Nan Goldin “Ballad of Sexual Dependency”
The Museum of Modern Art, NYC
June 11 – February 12, 2017
The MoMA has reinstalled Nan Goldin’s 700 snapshot slideshow. The portraits are sequenced in unison with a soundtrack that correlates to the photographs. The Ballad of Sexual Dependency is a personal narrative taken from Nan Goldin’s experiences from the 70’s, 80’s and beyond during her time spent in places like Boston, New York City and Berlin. The title is taken from a song in Bertolt Brecht and Kurt Weill’s The Threepenny Opera. Much like the actual opera, the artist is seen in private moments of passion and turmoil. There are images of drug use, the effects of AIDS and domestic violence.
“The Ballad of Sexual Dependency is the diary I let people read…The diary is my form of control over my life. It allows me to obsessively record every detail. It enables me to remember.” -Nan Goldin
Nan has shown her slideshow in numerous settings over the years and still has the ability to evoke strong emotions in the viewers. The pictures include her past lovers and friends that were heavily involved in drugs as well as the gay club scene. Some of the most stirring images feature one of her past lover’s, Brian, her blackened eye from dealing with the same partner and the photographs of her friends as they died from AIDS.
The musical soundtrack is a new component to the exhibition which plays songs like, “It’s a Man’s World” by James Brown that help give context to the photos at a given point in the slideshow. The MoMA has presented The Ballad in its original 35mm format, along with materials from the artist’s archives and photographs from the Museum’s collection that appear as images in the slideshow as well.

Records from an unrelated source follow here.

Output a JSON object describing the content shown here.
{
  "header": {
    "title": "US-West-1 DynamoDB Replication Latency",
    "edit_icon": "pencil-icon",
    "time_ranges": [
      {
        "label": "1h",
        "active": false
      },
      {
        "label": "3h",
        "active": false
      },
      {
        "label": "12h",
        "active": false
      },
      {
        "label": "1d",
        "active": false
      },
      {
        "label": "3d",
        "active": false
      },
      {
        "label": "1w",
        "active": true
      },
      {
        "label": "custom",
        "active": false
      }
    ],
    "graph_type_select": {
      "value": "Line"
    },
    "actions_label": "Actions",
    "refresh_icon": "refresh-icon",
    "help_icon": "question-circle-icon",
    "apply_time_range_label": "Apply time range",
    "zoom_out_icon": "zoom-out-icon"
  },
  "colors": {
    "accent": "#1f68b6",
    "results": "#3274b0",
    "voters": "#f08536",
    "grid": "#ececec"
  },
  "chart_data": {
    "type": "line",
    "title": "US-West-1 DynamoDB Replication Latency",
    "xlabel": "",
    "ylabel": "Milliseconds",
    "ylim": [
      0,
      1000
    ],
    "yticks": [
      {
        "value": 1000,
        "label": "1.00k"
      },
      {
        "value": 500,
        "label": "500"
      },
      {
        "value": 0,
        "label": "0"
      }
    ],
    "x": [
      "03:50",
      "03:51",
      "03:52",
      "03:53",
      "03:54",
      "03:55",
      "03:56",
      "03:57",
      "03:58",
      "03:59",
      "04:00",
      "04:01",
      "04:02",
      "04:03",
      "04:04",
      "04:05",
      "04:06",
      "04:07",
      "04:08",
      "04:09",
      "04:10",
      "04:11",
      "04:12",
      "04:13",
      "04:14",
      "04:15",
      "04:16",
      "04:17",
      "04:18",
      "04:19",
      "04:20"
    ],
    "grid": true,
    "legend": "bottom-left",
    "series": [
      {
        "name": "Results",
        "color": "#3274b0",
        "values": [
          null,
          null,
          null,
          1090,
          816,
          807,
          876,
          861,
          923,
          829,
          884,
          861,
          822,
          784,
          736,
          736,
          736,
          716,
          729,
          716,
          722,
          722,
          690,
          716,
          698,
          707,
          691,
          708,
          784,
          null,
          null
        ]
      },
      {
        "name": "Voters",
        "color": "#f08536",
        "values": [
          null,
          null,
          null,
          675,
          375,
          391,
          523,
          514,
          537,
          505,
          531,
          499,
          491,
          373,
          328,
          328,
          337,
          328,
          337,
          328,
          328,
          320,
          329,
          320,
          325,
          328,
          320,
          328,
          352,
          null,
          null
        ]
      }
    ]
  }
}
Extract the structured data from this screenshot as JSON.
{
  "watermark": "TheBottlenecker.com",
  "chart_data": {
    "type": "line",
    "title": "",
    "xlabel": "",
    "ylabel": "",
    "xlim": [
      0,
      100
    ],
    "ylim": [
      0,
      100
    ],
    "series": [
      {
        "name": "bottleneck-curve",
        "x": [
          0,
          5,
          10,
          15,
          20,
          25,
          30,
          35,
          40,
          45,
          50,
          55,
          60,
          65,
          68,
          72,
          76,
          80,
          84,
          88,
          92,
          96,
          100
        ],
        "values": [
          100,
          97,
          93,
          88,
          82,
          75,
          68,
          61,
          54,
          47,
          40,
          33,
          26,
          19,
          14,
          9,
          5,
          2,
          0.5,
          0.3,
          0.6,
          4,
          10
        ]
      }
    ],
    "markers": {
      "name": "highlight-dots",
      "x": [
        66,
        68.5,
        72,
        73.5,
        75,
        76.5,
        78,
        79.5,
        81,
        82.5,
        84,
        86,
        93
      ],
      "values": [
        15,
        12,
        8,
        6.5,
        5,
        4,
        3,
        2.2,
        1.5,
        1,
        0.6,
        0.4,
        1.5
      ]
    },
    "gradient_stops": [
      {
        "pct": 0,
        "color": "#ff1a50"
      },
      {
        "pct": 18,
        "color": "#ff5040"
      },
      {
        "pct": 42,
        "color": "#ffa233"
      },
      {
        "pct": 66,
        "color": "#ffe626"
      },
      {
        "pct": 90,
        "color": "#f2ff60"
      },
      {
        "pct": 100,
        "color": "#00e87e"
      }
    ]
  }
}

Live performances will periodically accompany The Ballad during the course of the Museum’s presentation; performance details will be announced during the course of the exhibition presentation. In the meantime, visit the Ballad of Sexual Dependency while it is on display until Sunday, February 12th. The exhibition is located on the second floor in the Contemporary Galleries. There will also be a live discussion about the the exhibit on July 29th.